This nine-track-long album pulled a lot of attention with slow, classic doom stoner chords, distorted riffs, and Andy’s raw and clean vocals. Despite the very traditional material the band wrote for this album, the feedback was warm and enthusiastic, and that’s easy to explain because the songs deliver catchiness, energy, and a sincere approach. You’ll find on the album fast tracks performed at nearly attacking speed (“No Life King”), mid-paced stoner songs (like “Twilight Grave”), a short melancholic acoustic composition (“Celephais”) ,and just tons of proper killer riffs.

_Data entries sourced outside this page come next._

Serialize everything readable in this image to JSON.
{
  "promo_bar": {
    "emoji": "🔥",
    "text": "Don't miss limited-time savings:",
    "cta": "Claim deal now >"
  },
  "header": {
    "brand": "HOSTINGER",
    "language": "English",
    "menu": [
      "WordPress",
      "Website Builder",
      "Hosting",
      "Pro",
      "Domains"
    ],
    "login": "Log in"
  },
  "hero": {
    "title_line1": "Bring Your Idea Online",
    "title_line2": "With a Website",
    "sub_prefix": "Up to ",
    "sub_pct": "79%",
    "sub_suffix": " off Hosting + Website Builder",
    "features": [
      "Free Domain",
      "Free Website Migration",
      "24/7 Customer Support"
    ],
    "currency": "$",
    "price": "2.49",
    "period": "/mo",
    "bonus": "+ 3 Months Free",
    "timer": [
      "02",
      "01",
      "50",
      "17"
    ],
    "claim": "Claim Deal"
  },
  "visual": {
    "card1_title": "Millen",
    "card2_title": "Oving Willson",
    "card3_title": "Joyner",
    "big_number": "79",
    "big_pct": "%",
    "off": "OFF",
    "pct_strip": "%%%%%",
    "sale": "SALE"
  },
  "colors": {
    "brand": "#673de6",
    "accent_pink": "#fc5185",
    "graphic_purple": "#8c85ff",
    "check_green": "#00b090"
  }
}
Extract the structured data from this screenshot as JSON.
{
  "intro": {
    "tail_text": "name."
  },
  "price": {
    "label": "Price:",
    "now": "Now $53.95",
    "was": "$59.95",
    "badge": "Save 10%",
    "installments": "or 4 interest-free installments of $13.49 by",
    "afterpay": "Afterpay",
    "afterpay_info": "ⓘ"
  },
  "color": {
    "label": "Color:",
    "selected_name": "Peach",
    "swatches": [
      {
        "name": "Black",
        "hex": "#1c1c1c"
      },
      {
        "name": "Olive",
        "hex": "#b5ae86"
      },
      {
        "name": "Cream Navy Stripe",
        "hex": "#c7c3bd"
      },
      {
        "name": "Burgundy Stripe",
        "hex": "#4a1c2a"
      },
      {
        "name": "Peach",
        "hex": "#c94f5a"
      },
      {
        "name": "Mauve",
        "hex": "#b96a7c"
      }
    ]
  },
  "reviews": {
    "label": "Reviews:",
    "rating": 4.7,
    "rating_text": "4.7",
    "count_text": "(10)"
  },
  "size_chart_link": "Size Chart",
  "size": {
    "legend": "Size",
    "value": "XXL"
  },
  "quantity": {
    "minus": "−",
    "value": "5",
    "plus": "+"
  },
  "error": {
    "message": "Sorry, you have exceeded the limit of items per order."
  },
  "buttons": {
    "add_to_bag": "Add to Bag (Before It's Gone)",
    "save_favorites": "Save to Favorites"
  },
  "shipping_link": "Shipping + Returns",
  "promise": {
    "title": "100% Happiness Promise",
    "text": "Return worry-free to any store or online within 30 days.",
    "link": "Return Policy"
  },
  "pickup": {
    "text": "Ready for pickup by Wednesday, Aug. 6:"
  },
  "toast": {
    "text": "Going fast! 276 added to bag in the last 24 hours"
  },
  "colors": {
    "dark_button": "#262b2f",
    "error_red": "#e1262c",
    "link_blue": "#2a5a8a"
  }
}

What a long and winding road it has been. Twenty-one years after their debut album HEart of the Ages and 17 years after their last one (Strange In Stereo), the Norwegian alchemists In the Woods… are returning with a new record named Pure, to be released in September by Debemur Morti Productions. After a wait of 17 years, remaining patient until September seems like a small thing to ask. Yet three months is still three months, and so we bring you something to sate the curiosity, at least temporarily.
And yes, we do expect more than a little curiosity, given the visionary nature of this band’s first three albums and the long stretch of years that has passed since their release. For those who may be new to the band, perhaps because you weren’t yet out of diapers when HEart of Ages made its first mark, a bit of history may be worthwhile before listening to “Cult of Shining Stars“.